** TASK INSTRUCTIONS **
How many lines in the records below contain the word "kind"? Answer with the number and nothing else.

** THE DATA **
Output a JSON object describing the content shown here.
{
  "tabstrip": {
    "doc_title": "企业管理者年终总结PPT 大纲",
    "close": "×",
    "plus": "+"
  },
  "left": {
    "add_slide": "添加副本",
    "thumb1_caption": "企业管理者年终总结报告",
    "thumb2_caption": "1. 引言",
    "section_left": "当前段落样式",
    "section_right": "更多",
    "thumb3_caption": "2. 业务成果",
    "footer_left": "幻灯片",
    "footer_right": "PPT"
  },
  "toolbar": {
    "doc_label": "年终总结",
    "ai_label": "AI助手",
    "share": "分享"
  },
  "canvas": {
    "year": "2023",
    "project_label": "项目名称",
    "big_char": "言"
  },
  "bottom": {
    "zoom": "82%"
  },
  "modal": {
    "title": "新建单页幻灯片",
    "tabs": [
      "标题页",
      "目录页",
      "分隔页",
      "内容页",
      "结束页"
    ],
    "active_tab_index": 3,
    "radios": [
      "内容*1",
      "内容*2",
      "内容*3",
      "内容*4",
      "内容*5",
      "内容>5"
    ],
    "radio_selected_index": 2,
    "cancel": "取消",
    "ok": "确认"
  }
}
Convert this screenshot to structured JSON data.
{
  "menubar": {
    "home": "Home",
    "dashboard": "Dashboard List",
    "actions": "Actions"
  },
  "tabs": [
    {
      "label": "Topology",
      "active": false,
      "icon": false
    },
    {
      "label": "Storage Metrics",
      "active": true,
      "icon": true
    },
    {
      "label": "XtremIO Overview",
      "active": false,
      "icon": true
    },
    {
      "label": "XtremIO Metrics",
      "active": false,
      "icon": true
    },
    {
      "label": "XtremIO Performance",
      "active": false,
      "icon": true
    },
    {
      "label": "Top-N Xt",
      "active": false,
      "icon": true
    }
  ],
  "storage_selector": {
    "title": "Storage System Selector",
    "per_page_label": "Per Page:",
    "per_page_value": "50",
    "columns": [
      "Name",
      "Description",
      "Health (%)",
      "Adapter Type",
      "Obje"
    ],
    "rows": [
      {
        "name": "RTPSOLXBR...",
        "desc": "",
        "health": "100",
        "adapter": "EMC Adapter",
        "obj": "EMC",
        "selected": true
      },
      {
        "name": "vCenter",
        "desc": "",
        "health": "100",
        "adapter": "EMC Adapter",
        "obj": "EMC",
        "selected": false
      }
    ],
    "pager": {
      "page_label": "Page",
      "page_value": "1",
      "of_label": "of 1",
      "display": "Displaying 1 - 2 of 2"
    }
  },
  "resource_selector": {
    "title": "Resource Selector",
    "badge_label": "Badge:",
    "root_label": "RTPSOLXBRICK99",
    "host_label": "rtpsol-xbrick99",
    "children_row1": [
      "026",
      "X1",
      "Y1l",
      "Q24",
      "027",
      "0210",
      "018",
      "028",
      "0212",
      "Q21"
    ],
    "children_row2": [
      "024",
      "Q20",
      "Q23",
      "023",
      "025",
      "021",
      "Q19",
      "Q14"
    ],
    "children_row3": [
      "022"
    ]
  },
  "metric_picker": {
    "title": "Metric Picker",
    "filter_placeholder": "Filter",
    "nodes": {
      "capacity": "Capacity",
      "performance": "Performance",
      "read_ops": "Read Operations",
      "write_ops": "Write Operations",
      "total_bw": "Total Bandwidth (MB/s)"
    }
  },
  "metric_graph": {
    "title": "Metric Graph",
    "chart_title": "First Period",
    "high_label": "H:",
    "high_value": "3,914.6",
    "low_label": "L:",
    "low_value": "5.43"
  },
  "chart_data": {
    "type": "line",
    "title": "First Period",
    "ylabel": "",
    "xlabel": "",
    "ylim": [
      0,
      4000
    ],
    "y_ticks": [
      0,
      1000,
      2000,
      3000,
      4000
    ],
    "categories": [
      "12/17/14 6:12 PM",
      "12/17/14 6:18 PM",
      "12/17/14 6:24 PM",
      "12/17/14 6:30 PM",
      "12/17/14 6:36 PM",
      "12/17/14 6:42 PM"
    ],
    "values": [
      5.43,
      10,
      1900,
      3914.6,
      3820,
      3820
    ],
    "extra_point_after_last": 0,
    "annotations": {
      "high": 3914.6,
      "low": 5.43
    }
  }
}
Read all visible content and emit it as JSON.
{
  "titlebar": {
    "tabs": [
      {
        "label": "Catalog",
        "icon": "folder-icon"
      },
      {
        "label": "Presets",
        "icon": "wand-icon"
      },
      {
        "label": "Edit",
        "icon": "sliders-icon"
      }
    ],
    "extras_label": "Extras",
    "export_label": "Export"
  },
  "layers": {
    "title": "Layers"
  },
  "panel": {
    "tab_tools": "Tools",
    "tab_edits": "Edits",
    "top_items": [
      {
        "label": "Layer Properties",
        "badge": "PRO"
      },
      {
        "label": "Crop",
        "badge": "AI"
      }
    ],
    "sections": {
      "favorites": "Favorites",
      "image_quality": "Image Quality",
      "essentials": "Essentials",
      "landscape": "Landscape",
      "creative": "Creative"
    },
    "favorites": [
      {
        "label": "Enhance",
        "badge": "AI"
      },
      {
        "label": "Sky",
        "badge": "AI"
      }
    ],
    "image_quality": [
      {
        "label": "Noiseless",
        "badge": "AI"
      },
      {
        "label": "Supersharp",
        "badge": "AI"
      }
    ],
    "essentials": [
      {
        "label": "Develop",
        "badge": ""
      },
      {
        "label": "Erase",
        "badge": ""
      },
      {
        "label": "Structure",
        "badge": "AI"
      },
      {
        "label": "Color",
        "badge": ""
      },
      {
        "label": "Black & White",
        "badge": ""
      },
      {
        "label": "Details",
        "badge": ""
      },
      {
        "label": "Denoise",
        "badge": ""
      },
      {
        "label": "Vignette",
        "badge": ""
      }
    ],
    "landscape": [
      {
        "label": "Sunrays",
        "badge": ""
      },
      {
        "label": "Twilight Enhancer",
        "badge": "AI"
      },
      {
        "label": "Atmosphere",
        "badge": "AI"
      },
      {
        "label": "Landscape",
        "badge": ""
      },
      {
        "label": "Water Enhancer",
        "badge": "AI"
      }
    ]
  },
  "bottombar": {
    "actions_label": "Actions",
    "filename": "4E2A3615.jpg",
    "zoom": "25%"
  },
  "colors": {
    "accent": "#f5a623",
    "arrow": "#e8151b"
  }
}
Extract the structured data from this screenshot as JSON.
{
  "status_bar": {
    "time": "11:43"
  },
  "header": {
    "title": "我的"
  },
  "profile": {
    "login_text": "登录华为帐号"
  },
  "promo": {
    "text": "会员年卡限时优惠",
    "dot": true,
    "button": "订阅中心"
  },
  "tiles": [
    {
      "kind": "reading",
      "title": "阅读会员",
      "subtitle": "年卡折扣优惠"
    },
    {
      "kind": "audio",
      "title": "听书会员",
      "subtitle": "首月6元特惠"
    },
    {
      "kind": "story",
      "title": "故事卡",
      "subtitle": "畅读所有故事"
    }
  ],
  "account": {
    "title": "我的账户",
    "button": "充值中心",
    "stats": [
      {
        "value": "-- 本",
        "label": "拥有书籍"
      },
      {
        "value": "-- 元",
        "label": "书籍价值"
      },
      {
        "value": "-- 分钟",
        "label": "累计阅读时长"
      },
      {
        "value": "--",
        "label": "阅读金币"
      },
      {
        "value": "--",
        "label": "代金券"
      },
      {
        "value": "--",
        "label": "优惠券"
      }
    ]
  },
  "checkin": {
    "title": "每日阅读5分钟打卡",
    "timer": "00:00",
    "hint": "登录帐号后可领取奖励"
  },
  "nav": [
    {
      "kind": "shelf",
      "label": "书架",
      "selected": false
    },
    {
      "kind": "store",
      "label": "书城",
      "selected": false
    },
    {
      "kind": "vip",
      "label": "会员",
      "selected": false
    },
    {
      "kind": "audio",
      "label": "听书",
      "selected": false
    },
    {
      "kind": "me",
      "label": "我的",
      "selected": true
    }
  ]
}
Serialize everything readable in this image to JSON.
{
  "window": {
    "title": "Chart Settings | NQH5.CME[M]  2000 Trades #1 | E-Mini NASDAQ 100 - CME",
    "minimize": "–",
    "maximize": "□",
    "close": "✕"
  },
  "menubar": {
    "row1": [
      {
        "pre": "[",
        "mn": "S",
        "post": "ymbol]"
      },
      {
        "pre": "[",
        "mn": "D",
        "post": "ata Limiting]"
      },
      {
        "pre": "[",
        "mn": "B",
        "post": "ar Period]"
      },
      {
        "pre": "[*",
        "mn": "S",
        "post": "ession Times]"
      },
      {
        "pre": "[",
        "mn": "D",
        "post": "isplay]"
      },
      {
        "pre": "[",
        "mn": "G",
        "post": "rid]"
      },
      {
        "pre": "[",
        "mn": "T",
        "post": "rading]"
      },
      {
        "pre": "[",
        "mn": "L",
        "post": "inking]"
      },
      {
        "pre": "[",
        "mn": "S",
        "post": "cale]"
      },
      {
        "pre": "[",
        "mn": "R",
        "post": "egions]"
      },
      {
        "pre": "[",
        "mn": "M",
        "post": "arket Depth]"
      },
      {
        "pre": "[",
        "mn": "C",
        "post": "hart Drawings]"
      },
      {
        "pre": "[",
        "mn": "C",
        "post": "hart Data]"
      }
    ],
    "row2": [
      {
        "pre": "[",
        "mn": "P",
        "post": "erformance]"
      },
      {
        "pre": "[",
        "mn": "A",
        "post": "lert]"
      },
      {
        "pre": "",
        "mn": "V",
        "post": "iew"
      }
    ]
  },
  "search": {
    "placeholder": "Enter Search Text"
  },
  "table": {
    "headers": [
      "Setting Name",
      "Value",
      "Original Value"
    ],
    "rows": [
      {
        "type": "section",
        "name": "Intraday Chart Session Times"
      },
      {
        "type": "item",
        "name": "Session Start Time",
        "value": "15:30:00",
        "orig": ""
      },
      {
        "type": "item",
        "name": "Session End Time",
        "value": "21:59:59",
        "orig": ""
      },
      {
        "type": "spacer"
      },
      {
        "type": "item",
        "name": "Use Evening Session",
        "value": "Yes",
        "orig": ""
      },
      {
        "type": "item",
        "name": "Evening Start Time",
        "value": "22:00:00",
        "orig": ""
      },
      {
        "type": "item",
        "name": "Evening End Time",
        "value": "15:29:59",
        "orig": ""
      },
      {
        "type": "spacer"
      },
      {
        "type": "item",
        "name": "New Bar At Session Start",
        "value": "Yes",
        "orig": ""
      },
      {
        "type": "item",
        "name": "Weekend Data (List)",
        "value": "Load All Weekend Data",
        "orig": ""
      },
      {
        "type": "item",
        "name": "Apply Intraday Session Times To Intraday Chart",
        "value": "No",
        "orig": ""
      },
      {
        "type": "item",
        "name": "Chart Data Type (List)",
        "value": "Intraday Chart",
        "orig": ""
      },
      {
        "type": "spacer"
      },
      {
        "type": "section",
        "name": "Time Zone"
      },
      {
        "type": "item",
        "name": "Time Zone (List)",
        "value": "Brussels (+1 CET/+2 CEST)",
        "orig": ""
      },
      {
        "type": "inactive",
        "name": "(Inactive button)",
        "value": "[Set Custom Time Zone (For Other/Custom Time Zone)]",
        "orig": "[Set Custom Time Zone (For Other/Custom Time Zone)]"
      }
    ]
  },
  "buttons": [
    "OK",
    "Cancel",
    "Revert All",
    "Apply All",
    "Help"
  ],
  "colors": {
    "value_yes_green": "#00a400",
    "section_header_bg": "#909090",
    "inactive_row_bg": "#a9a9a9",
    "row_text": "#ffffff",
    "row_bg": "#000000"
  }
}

** ANSWER TO THIS EXERCISE **
8